James Baldwin was more famous for being an essayist and novelist, but he was also a film critic. At The Atlantic, Noah Berlatsky argues that Baldwin should be considered one of the best film critics for The Devil Finds Work. “Baldwin shows that criticism is art, which means that it doesn’t need a purpose or a rationale other than truth, or beauty, or keeping faith, or doing whatever it is we think art is trying to do.” For more on Baldwin, read our essay on his epiphanies.
Recommended Reading: The New York Times’s feature on Dana Spiotta. “When Dana Spiotta was working on her fourth novel, Innocents and Others, she sat beneath a huge bulletin board pinned with her sticky notes and research materials: lists of relevant words (passion, transformation, intimacy) and ‘seeing’ devices (zoetrope, stereoscope, camera obscura), and photographs of Orson Welles, Jean-Luc Godard and the Maysles brothers. ‘It’s like walking into the book,’ Spiotta told me. ‘You feel it all around you.’” To prepare for her upcoming release, revisit our review of Stone Arabia.

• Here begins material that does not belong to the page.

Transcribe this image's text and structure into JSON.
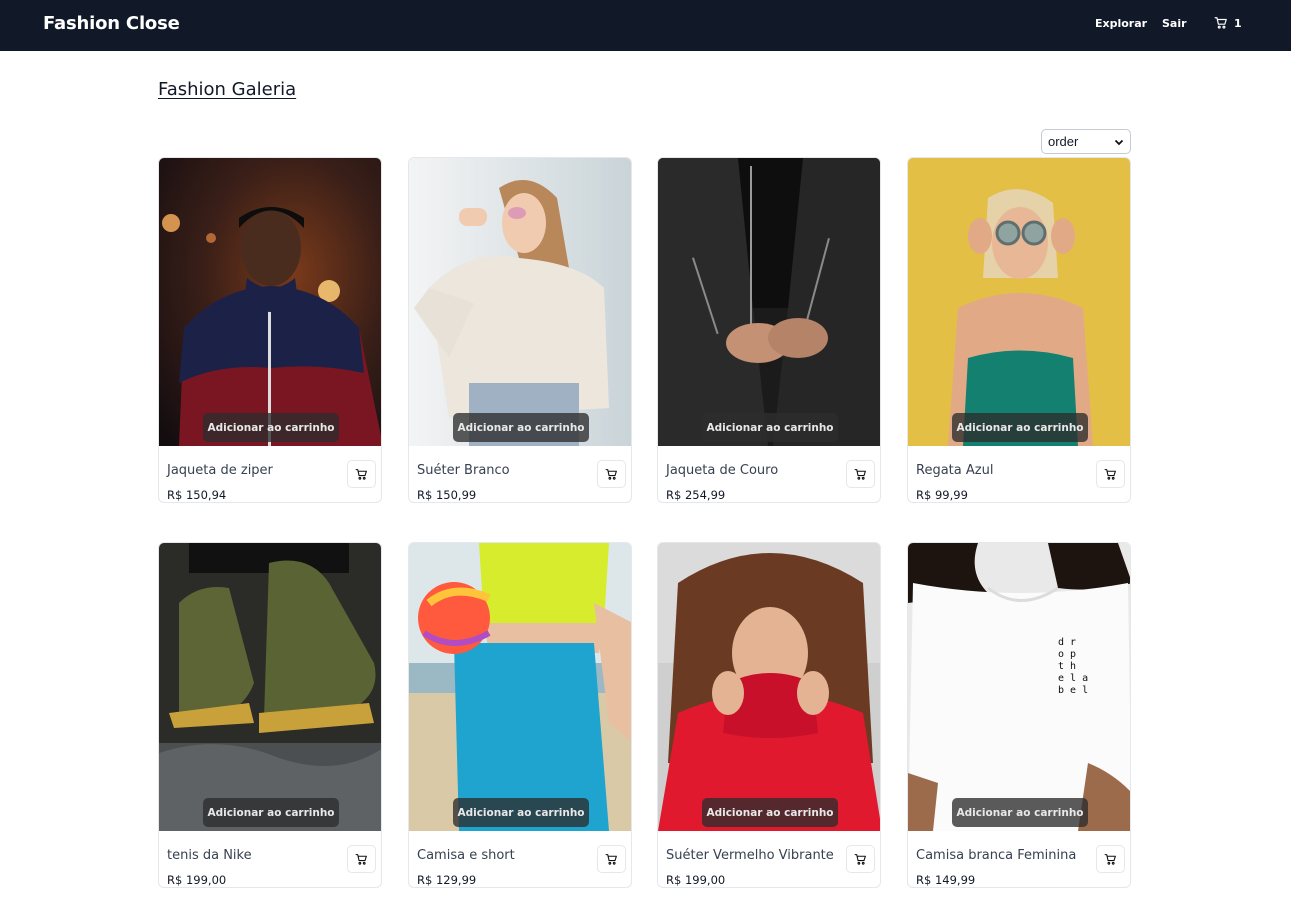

A Hawaiian woman named Janice Keihanaikukauakahihuliheekahaunaele has won her battle against the state’s government computer systems and will now be able to fit her name – all 36 letters and 19 syllables of it – onto her driver’s license and ID card. Previously she’d been using a truncated version on her official documentation.